  3. ^ http://www.radfordreviews.com/cgi-bin/rview.cgi?rm=mode2&type=article&name=ALookInsideDeepThroat
  4. ^ http://web.archive.org/web/20021003142223/http://www.geocities.com/Hollywood/Boulevard/7811/screamreferences.html
  5. ^ Simels, Steve (September 5, 1997). "Slashed and Burned". Entertainment Weekly. 
  6. ^ "'Scream IV' Officially Greenlit with Wes Craven Attached". 
  7. ^ "Wes Craven Carves Google Logo". 
  8. ^ "Wes Craven Takes Over YouTube for Halloween!". Tubefilter News.
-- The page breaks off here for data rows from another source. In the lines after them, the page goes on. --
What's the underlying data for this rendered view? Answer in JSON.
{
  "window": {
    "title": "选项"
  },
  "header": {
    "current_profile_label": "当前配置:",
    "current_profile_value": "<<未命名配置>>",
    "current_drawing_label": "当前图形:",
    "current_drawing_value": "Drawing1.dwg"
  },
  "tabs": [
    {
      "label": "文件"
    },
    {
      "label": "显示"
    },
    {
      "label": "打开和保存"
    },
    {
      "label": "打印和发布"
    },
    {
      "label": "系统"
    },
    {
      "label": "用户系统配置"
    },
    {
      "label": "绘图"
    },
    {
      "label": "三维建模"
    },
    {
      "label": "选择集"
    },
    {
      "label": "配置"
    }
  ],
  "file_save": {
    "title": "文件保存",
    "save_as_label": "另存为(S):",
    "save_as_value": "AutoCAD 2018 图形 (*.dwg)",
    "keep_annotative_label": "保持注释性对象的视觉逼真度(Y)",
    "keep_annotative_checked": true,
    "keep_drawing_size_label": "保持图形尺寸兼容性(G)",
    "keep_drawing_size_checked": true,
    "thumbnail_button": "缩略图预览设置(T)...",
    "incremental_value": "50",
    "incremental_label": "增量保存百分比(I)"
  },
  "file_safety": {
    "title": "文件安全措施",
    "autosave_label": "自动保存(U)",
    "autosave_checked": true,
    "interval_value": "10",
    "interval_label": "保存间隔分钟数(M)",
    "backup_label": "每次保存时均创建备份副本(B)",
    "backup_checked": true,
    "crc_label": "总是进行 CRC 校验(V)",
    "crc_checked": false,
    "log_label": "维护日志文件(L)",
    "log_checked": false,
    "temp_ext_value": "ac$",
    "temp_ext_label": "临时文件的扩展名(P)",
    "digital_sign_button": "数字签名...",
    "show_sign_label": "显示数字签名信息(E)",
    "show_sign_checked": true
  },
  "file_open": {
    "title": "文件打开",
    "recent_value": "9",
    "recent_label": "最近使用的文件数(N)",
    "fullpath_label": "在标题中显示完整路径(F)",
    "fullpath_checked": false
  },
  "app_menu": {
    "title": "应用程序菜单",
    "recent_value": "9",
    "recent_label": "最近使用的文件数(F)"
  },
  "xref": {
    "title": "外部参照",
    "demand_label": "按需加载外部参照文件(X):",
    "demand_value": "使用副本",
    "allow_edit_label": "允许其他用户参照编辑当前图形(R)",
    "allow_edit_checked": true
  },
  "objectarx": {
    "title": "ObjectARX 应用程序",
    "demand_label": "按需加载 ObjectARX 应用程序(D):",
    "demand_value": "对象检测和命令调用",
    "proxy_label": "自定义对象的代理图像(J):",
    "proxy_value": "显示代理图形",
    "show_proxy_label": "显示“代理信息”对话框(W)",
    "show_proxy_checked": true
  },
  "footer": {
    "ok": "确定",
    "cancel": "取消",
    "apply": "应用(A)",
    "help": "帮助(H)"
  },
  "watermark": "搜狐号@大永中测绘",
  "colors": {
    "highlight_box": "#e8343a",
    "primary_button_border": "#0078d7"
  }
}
August 31, 2008. Retrieved November 11, 2008. 
  9. ^ "Letters To The Editors", Life, 19 July 1968, p.17. Reprinted at Google Books.
  10. ^ Emery, Robert J. The Directors: Take Three, Volume 3, Allworth Press, 2003. ISBN 1581152450. Reprinted at Google Books.
  11. ^ a b Frost, G (28 May 2010). "Director Wes Craven joins Audubon California's Board of Directors". Audublog. Audubon California (National Audubon Society). Retrieved April 3, 2011. 

External links[edit]